China urges end to ‘cancer’ of online rumors
China’s state news agency called on Internet sites Tuesday to stop the “cancer” of online rumours, in the latest sign of official unease over the rising popularity of social networking sites.
The Xinhua news agency’s call for an end to online “rumour-mongering” came days after a similar warning from a senior Communist Party official and reflects the government’s growing disquiet at the rapid rise of China’s micro-blogs.
“The Internet is an important carrier of social information, civilization and progress. Rumours will harm the network and are a dangerous cancer,” Xinhua said in a commentary published only in Chinese.
“The reform of Internet technology has facilitated the rapid flood of information and communication but also has brought… serious cyber rumours, that harm the Internet’s development.
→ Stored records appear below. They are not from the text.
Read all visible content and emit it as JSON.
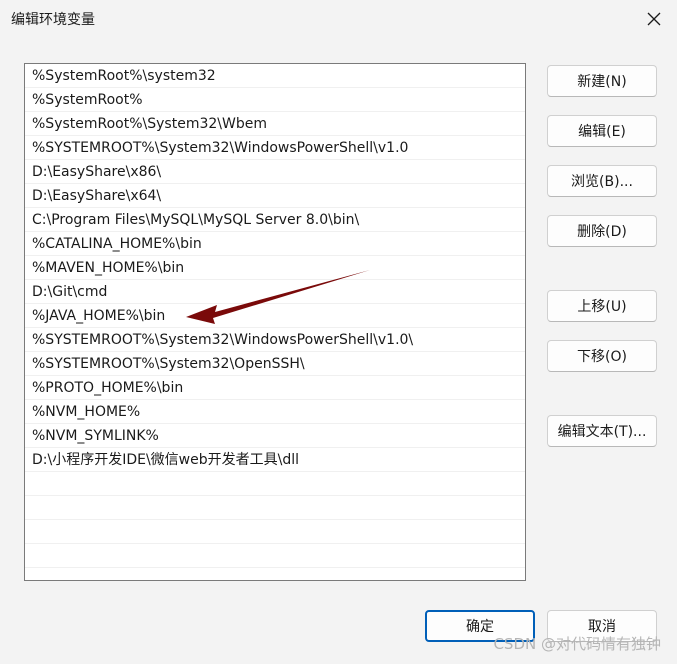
{
  "window": {
    "title": "编辑环境变量"
  },
  "paths": [
    "%SystemRoot%\\system32",
    "%SystemRoot%",
    "%SystemRoot%\\System32\\Wbem",
    "%SYSTEMROOT%\\System32\\WindowsPowerShell\\v1.0",
    "D:\\EasyShare\\x86\\",
    "D:\\EasyShare\\x64\\",
    "C:\\Program Files\\MySQL\\MySQL Server 8.0\\bin\\",
    "%CATALINA_HOME%\\bin",
    "%MAVEN_HOME%\\bin",
    "D:\\Git\\cmd",
    "%JAVA_HOME%\\bin",
    "%SYSTEMROOT%\\System32\\WindowsPowerShell\\v1.0\\",
    "%SYSTEMROOT%\\System32\\OpenSSH\\",
    "%PROTO_HOME%\\bin",
    "%NVM_HOME%",
    "%NVM_SYMLINK%",
    "D:\\小程序开发IDE\\微信web开发者工具\\dll"
  ],
  "buttons": {
    "new": "新建(N)",
    "edit": "编辑(E)",
    "browse": "浏览(B)...",
    "delete": "删除(D)",
    "move_up": "上移(U)",
    "move_down": "下移(O)",
    "edit_text": "编辑文本(T)...",
    "ok": "确定",
    "cancel": "取消"
  },
  "watermark": "CSDN @对代码情有独钟",
  "colors": {
    "annotation_arrow": "#7a0a0a",
    "primary_border": "#005fb8"
  }
}
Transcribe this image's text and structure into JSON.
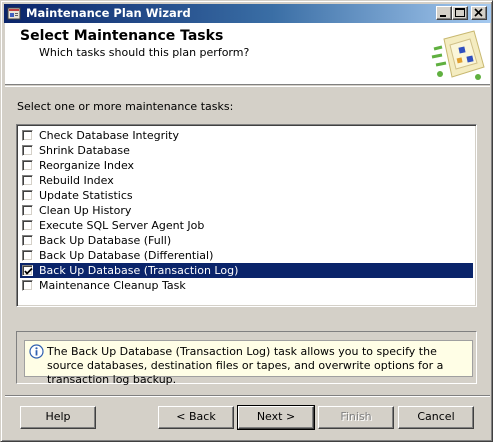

“To nurture a healthy Internet, we must eradicate the soil in which rumours grow.”
China, which has the world’s largest online population with 485 million users, constantly strives to exert its control over the Internet, blocking content it deems politically sensitive as part of a vast censorship system.
But the rise of China’s weibos — microblogs similar to Twitter, which is banned by the communist authorities — has exposed the difficulty of controlling access to information.
After a deadly train crash in July, Sina’s Weibo users sent millions of messages criticising the official response to the disaster, which killed 40 people and forced the government to halt the expansion of high-speed rail.
The scale of the response appeared to take authorities by surprise. Shortly after the accident, the People’s Daily, the mouthpiece of China’s Communist Party, urged officials to use the weibos more to communicate with the public.
While official media must clear its news before going public, censors have weaker means to control what is said and shown on weibos, where users can post commentary, photographs and video.
Though censors, many employed by the companies themselves, erase offending messages as rapidly as they can, some stay on the web for hours or days before they are caught.
Last week, senior Communist Party official Liu Qi reportedly visited the offices of China’s top Internet companies to urge them to stop the spread of “false and harmful information.”